Microsoft is finally coming through on its promise from Sept. 2007 to create an online, SAAS version of Office and the other apps that make up the core of its revenue stream.
Office 365, which combines Office, SharePoint, Exchange and the Lync Online unified VoIP/email communication service is available as a beta service now to a limited audience of those who have not drowned under the flood or marketing come-ons and special offers to buy the bloated, slow and buggy Office 2010.
A small business version will cost around $6 per user per month; enterprise versions will range between $2 and $27 depending on options and discounts.
Google offers its suite for $50 per year, similar packages are available on Android, and versions of the open-source OpenOffice have been available online since 2007.
The real version will launch next year, and Microsoft plans to expand it in 2010 to include CRM, IM, social networking , portals, web and voice conferencing and 24x7 support.
No word on the reaction from the reseller channel, who reacted with deep suspicion of Microsoft when the company first started talking about a SAAS version of its products.

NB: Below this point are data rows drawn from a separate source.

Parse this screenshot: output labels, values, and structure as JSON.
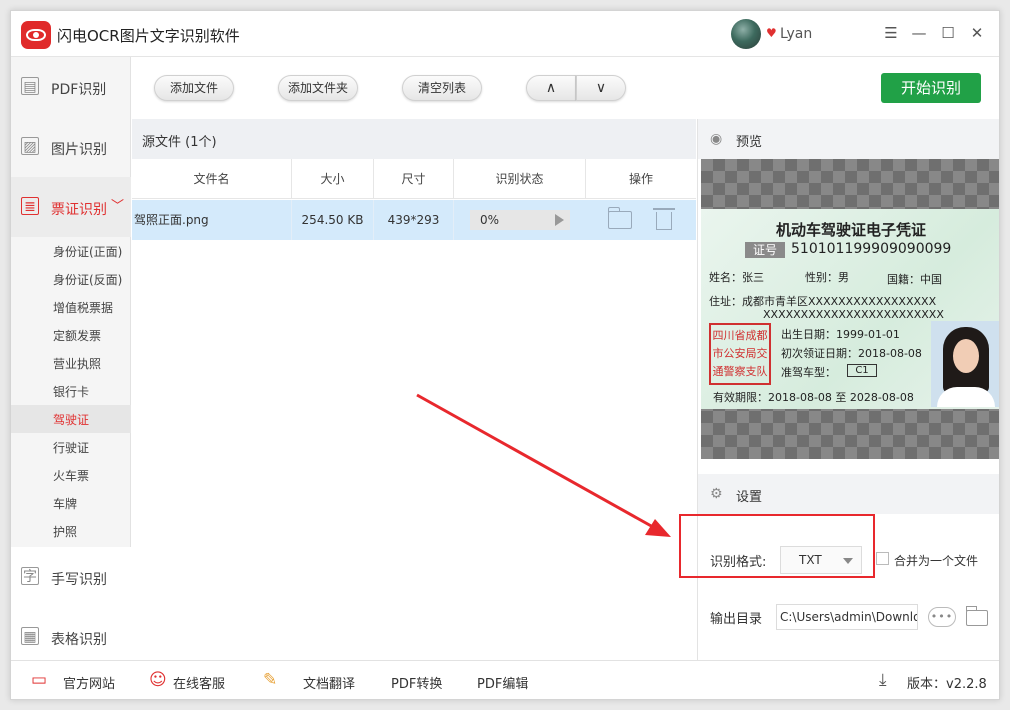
{
  "app": {
    "title": "闪电OCR图片文字识别软件",
    "username": "Lyan",
    "accent_color": "#e03131",
    "start_color": "#21a147"
  },
  "sidebar": {
    "main": [
      {
        "label": "PDF识别",
        "icon": "pdf-icon"
      },
      {
        "label": "图片识别",
        "icon": "image-icon"
      },
      {
        "label": "票证识别",
        "icon": "ticket-icon",
        "active": true
      },
      {
        "label": "手写识别",
        "icon": "handwriting-icon"
      },
      {
        "label": "表格识别",
        "icon": "table-icon"
      }
    ],
    "sub": [
      "身份证(正面)",
      "身份证(反面)",
      "增值税票据",
      "定额发票",
      "营业执照",
      "银行卡",
      "驾驶证",
      "行驶证",
      "火车票",
      "车牌",
      "护照"
    ],
    "active_sub": "驾驶证"
  },
  "toolbar": {
    "add_file": "添加文件",
    "add_folder": "添加文件夹",
    "clear_list": "清空列表",
    "up": "∧",
    "down": "∨",
    "start": "开始识别"
  },
  "files": {
    "section_title": "源文件 (1个)",
    "columns": [
      "文件名",
      "大小",
      "尺寸",
      "识别状态",
      "操作"
    ],
    "rows": [
      {
        "name": "驾照正面.png",
        "size": "254.50 KB",
        "dimensions": "439*293",
        "progress": "0%",
        "progress_value": 0
      }
    ]
  },
  "preview": {
    "title": "预览",
    "card": {
      "title": "机动车驾驶证电子凭证",
      "license_label": "证号",
      "license_number": "510101199909090099",
      "name": "姓名：张三",
      "gender": "性别：男",
      "nationality": "国籍：中国",
      "address1": "住址：成都市青羊区XXXXXXXXXXXXXXXXX",
      "address2": "XXXXXXXXXXXXXXXXXXXXXXXX",
      "stamp": [
        "四川省成都",
        "市公安局交",
        "通警察支队"
      ],
      "birth": "出生日期：1999-01-01",
      "first_issue": "初次领证日期：2018-08-08",
      "class_label": "准驾车型：",
      "class": "C1",
      "validity": "有效期限：2018-08-08 至 2028-08-08"
    }
  },
  "settings": {
    "title": "设置",
    "format_label": "识别格式:",
    "format_value": "TXT",
    "merge_label": "合并为一个文件",
    "merge_checked": false,
    "output_label": "输出目录",
    "output_value": "C:\\Users\\admin\\Downloads",
    "browse_label": "•••"
  },
  "footer": {
    "website": "官方网站",
    "service": "在线客服",
    "translate": "文档翻译",
    "pdf_convert": "PDF转换",
    "pdf_edit": "PDF编辑",
    "version": "版本：v2.2.8"
  }
}
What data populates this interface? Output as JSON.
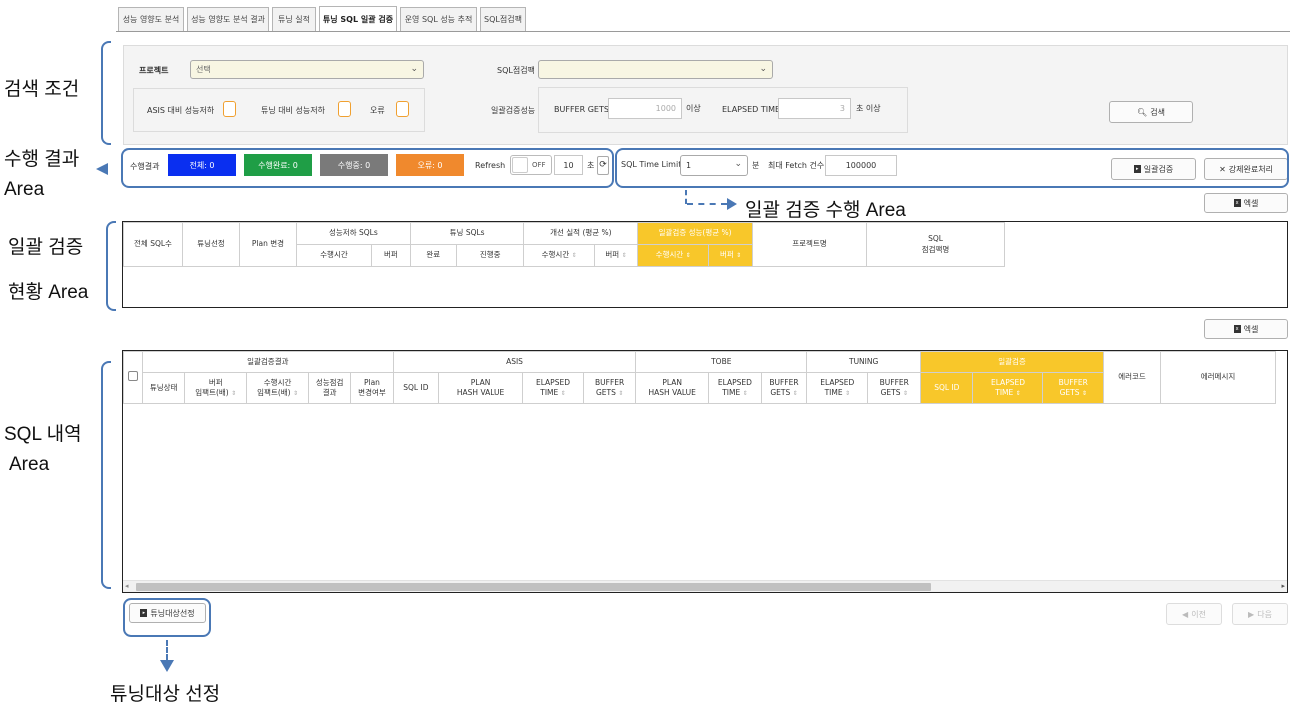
{
  "tabs": [
    "성능 영향도 분석",
    "성능 영향도 분석 결과",
    "튜닝 실적",
    "튜닝 SQL 일괄 검증",
    "운영 SQL 성능 추적",
    "SQL점검팩"
  ],
  "search": {
    "project_label": "프로젝트",
    "project_value": "선택",
    "sqlpack_label": "SQL점검팩",
    "sqlpack_value": "",
    "asis_label": "ASIS 대비 성능저하",
    "tuning_label": "튜닝 대비 성능저하",
    "error_label": "오류",
    "batch_perf_label": "일괄검증성능",
    "buffer_gets_label": "BUFFER GETS",
    "buffer_gets_value": "1000",
    "buffer_unit": "이상",
    "elapsed_label": "ELAPSED TIME",
    "elapsed_value": "3",
    "elapsed_unit": "초 이상",
    "search_button": "검색"
  },
  "result": {
    "label": "수행결과",
    "total": "전체: 0",
    "done": "수행완료: 0",
    "running": "수행중: 0",
    "error": "오류: 0",
    "refresh_label": "Refresh",
    "refresh_toggle": "OFF",
    "refresh_value": "10",
    "refresh_unit": "초"
  },
  "batch": {
    "time_limit_label": "SQL Time Limit",
    "time_limit_value": "1",
    "time_limit_unit": "분",
    "max_fetch_label": "최대 Fetch 건수",
    "max_fetch_value": "100000",
    "batch_button": "일괄검증",
    "force_button": "강제완료처리"
  },
  "excel_label": "엑셀",
  "summary_table": {
    "top": [
      "전체 SQL수",
      "튜닝선정",
      "Plan 변경",
      "성능저하 SQLs",
      "튜닝 SQLs",
      "개선 실적 (평균 %)",
      "일괄검증 성능(평균 %)",
      "프로젝트명",
      "SQL",
      "점검팩명"
    ],
    "sub": [
      "수행시간",
      "버퍼",
      "완료",
      "진행중",
      "수행시간",
      "버퍼",
      "수행시간",
      "버퍼"
    ]
  },
  "detail_table": {
    "groups": [
      "일괄검증결과",
      "ASIS",
      "TOBE",
      "TUNING",
      "일괄검증",
      "에러코드",
      "에러메시지"
    ],
    "sub": [
      "튜닝상태",
      "버퍼",
      "임팩트(배)",
      "수행시간",
      "임팩트(배)",
      "성능점검",
      "결과",
      "Plan",
      "변경여부",
      "SQL ID",
      "PLAN",
      "HASH VALUE",
      "ELAPSED",
      "TIME",
      "BUFFER",
      "GETS",
      "PLAN",
      "HASH VALUE",
      "ELAPSED",
      "TIME",
      "BUFFER",
      "GETS",
      "ELAPSED",
      "TIME",
      "BUFFER",
      "GETS",
      "SQL ID",
      "ELAPSED",
      "TIME",
      "BUFFER",
      "GETS"
    ]
  },
  "footer": {
    "tuning_select_button": "튜닝대상선정",
    "prev": "이전",
    "next": "다음"
  },
  "annotations": {
    "search_area": "검색 조건",
    "result_area_1": "수행 결과",
    "result_area_2": "Area",
    "batch_area": "일괄 검증 수행 Area",
    "status_area_1": "일괄 검증",
    "status_area_2": "현황 Area",
    "sql_area_1": "SQL 내역",
    "sql_area_2": "Area",
    "tuning_select": "튜닝대상 선정"
  },
  "colors": {
    "total": "#0a2ff0",
    "done": "#1f9e46",
    "running": "#7a7a7a",
    "error": "#f0892d",
    "highlight": "#f8c72a",
    "callout": "#4a78b5"
  }
}
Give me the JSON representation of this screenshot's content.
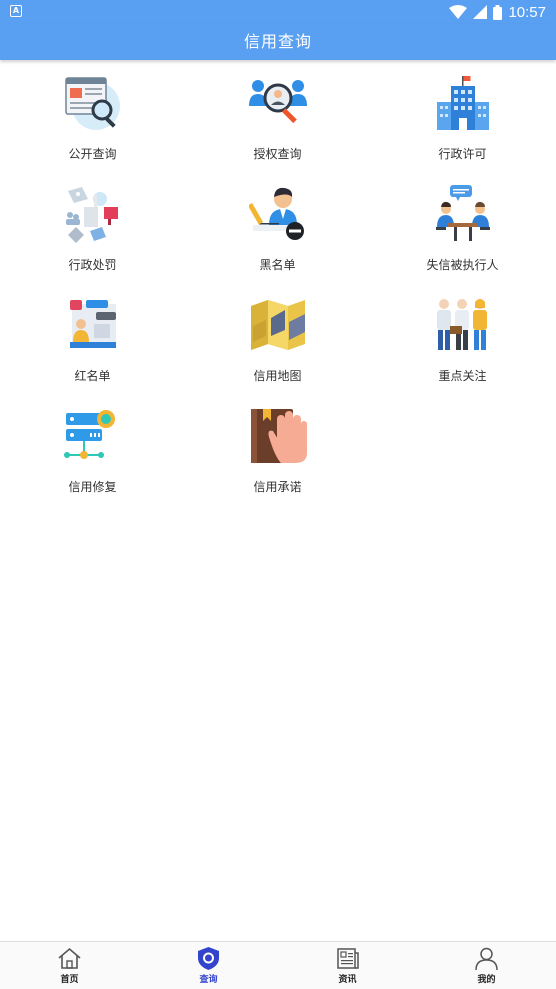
{
  "statusbar": {
    "time": "10:57"
  },
  "header": {
    "title": "信用查询"
  },
  "grid": {
    "items": [
      {
        "label": "公开查询",
        "icon": "public-search-icon"
      },
      {
        "label": "授权查询",
        "icon": "authorized-search-icon"
      },
      {
        "label": "行政许可",
        "icon": "government-building-icon"
      },
      {
        "label": "行政处罚",
        "icon": "penalty-icon"
      },
      {
        "label": "黑名单",
        "icon": "blacklist-icon"
      },
      {
        "label": "失信被执行人",
        "icon": "meeting-icon"
      },
      {
        "label": "红名单",
        "icon": "redlist-icon"
      },
      {
        "label": "信用地图",
        "icon": "map-icon"
      },
      {
        "label": "重点关注",
        "icon": "people-icon"
      },
      {
        "label": "信用修复",
        "icon": "repair-server-icon"
      },
      {
        "label": "信用承诺",
        "icon": "promise-hand-icon"
      }
    ]
  },
  "tabbar": {
    "items": [
      {
        "label": "首页",
        "icon": "home-icon"
      },
      {
        "label": "查询",
        "icon": "shield-icon",
        "active": true
      },
      {
        "label": "资讯",
        "icon": "news-icon"
      },
      {
        "label": "我的",
        "icon": "profile-icon"
      }
    ]
  },
  "colors": {
    "primary": "#5aa0f2",
    "active_tab": "#3344cc"
  }
}
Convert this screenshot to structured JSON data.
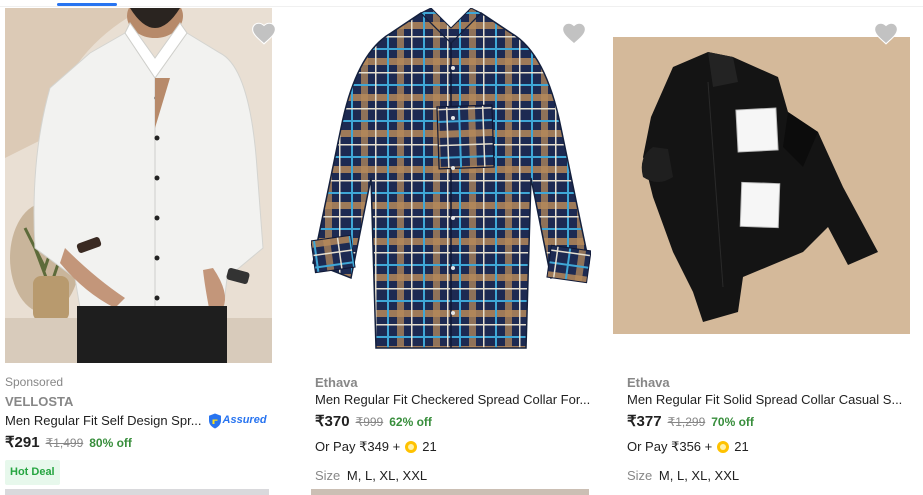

Microsoft's Office is among the highest-selling and most profitable products tols by most integrators and value-added resellers, if only because it addresses so many people in an organization, rather than just the specialists who would be interested in a more expensive product for network analysis, for example.